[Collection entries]
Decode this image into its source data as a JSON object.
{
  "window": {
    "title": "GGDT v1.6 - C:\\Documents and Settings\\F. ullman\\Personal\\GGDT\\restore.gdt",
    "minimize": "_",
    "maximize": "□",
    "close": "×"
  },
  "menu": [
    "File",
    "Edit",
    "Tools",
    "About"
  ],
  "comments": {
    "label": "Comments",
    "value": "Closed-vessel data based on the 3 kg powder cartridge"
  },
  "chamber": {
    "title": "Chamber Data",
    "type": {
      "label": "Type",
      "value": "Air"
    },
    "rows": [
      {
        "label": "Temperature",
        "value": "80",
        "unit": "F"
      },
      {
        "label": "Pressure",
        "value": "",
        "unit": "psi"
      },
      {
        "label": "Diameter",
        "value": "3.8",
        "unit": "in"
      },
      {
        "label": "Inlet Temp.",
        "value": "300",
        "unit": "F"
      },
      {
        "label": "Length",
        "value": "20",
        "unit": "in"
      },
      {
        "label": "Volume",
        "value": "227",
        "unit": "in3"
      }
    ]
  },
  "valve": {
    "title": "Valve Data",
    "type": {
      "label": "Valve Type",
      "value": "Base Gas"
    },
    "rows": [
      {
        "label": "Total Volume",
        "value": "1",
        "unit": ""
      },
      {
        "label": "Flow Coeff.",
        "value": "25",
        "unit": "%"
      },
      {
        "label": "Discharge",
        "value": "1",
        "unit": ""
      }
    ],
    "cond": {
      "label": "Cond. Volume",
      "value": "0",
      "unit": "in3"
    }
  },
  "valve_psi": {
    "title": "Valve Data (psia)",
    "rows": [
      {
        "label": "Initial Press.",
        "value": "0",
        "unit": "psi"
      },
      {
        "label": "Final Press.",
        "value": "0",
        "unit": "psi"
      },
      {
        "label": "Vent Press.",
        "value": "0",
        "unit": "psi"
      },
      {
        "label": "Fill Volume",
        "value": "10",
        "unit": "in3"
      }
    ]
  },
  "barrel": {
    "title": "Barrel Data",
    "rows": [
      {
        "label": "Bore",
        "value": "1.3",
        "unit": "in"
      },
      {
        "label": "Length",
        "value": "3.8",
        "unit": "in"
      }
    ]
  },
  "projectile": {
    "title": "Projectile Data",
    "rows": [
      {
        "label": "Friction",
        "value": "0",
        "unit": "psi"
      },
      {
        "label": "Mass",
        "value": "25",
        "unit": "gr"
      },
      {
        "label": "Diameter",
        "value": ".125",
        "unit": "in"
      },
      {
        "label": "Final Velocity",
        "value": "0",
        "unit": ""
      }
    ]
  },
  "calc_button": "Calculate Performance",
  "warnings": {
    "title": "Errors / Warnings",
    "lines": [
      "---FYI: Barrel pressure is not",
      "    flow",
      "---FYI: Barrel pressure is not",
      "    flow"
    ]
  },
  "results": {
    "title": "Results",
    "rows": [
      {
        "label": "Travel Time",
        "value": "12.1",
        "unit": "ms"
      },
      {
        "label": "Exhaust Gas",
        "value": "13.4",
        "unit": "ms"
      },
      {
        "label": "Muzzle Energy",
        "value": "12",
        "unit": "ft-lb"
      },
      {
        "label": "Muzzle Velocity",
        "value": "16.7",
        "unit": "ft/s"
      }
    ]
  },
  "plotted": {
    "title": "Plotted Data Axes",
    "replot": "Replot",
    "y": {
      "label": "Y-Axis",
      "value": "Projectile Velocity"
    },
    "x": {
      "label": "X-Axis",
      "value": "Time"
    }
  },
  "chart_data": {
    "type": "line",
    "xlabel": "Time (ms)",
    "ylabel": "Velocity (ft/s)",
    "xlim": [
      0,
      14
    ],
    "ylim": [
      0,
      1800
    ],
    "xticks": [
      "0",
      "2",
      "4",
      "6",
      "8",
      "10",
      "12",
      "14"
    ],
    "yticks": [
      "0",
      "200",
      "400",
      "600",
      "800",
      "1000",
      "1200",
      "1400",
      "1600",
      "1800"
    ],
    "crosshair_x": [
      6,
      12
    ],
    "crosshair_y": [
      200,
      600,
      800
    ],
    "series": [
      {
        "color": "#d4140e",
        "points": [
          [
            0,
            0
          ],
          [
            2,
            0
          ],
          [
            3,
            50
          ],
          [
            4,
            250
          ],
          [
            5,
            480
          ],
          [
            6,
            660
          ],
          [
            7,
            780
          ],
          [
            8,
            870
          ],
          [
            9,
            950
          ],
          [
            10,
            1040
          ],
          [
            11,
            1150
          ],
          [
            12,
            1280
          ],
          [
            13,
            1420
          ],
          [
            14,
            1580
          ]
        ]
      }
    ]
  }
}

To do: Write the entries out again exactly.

Response for this exercise:
Decode this image into its source data as a JSON object.
{
  "window": {
    "title": "GGDT v1.6 - C:\\Documents and Settings\\F. ullman\\Personal\\GGDT\\restore.gdt",
    "minimize": "_",
    "maximize": "□",
    "close": "×"
  },
  "menu": [
    "File",
    "Edit",
    "Tools",
    "About"
  ],
  "comments": {
    "label": "Comments",
    "value": "Closed-vessel data based on the 3 kg powder cartridge"
  },
  "chamber": {
    "title": "Chamber Data",
    "type": {
      "label": "Type",
      "value": "Air"
    },
    "rows": [
      {
        "label": "Temperature",
        "value": "80",
        "unit": "F"
      },
      {
        "label": "Pressure",
        "value": "",
        "unit": "psi"
      },
      {
        "label": "Diameter",
        "value": "3.8",
        "unit": "in"
      },
      {
        "label": "Inlet Temp.",
        "value": "300",
        "unit": "F"
      },
      {
        "label": "Length",
        "value": "20",
        "unit": "in"
      },
      {
        "label": "Volume",
        "value": "227",
        "unit": "in3"
      }
    ]
  },
  "valve": {
    "title": "Valve Data",
    "type": {
      "label": "Valve Type",
      "value": "Base Gas"
    },
    "rows": [
      {
        "label": "Total Volume",
        "value": "1",
        "unit": ""
      },
      {
        "label": "Flow Coeff.",
        "value": "25",
        "unit": "%"
      },
      {
        "label": "Discharge",
        "value": "1",
        "unit": ""
      }
    ],
    "cond": {
      "label": "Cond. Volume",
      "value": "0",
      "unit": "in3"
    }
  },
  "valve_psi": {
    "title": "Valve Data (psia)",
    "rows": [
      {
        "label": "Initial Press.",
        "value": "0",
        "unit": "psi"
      },
      {
        "label": "Final Press.",
        "value": "0",
        "unit": "psi"
      },
      {
        "label": "Vent Press.",
        "value": "0",
        "unit": "psi"
      },
      {
        "label": "Fill Volume",
        "value": "10",
        "unit": "in3"
      }
    ]
  },
  "barrel": {
    "title": "Barrel Data",
    "rows": [
      {
        "label": "Bore",
        "value": "1.3",
        "unit": "in"
      },
      {
        "label": "Length",
        "value": "3.8",
        "unit": "in"
      }
    ]
  },
  "projectile": {
    "title": "Projectile Data",
    "rows": [
      {
        "label": "Friction",
        "value": "0",
        "unit": "psi"
      },
      {
        "label": "Mass",
        "value": "25",
        "unit": "gr"
      },
      {
        "label": "Diameter",
        "value": ".125",
        "unit": "in"
      },
      {
        "label": "Final Velocity",
        "value": "0",
        "unit": ""
      }
    ]
  },
  "calc_button": "Calculate Performance",
  "warnings": {
    "title": "Errors / Warnings",
    "lines": [
      "---FYI: Barrel pressure is not",
      "    flow",
      "---FYI: Barrel pressure is not",
      "    flow"
    ]
  },
  "results": {
    "title": "Results",
    "rows": [
      {
        "label": "Travel Time",
        "value": "12.1",
        "unit": "ms"
      },
      {
        "label": "Exhaust Gas",
        "value": "13.4",
        "unit": "ms"
      },
      {
        "label": "Muzzle Energy",
        "value": "12",
        "unit": "ft-lb"
      },
      {
        "label": "Muzzle Velocity",
        "value": "16.7",
        "unit": "ft/s"
      }
    ]
  },
  "plotted": {
    "title": "Plotted Data Axes",
    "replot": "Replot",
    "y": {
      "label": "Y-Axis",
      "value": "Projectile Velocity"
    },
    "x": {
      "label": "X-Axis",
      "value": "Time"
    }
  },
  "chart_data": {
    "type": "line",
    "xlabel": "Time (ms)",
    "ylabel": "Velocity (ft/s)",
    "xlim": [
      0,
      14
    ],
    "ylim": [
      0,
      1800
    ],
    "xticks": [
      "0",
      "2",
      "4",
      "6",
      "8",
      "10",
      "12",
      "14"
    ],
    "yticks": [
      "0",
      "200",
      "400",
      "600",
      "800",
      "1000",
      "1200",
      "1400",
      "1600",
      "1800"
    ],
    "crosshair_x": [
      6,
      12
    ],
    "crosshair_y": [
      200,
      600,
      800
    ],
    "series": [
      {
        "color": "#d4140e",
        "points": [
          [
            0,
            0
          ],
          [
            2,
            0
          ],
          [
            3,
            50
          ],
          [
            4,
            250
          ],
          [
            5,
            480
          ],
          [
            6,
            660
          ],
          [
            7,
            780
          ],
          [
            8,
            870
          ],
          [
            9,
            950
          ],
          [
            10,
            1040
          ],
          [
            11,
            1150
          ],
          [
            12,
            1280
          ],
          [
            13,
            1420
          ],
          [
            14,
            1580
          ]
        ]
      }
    ]
  }
}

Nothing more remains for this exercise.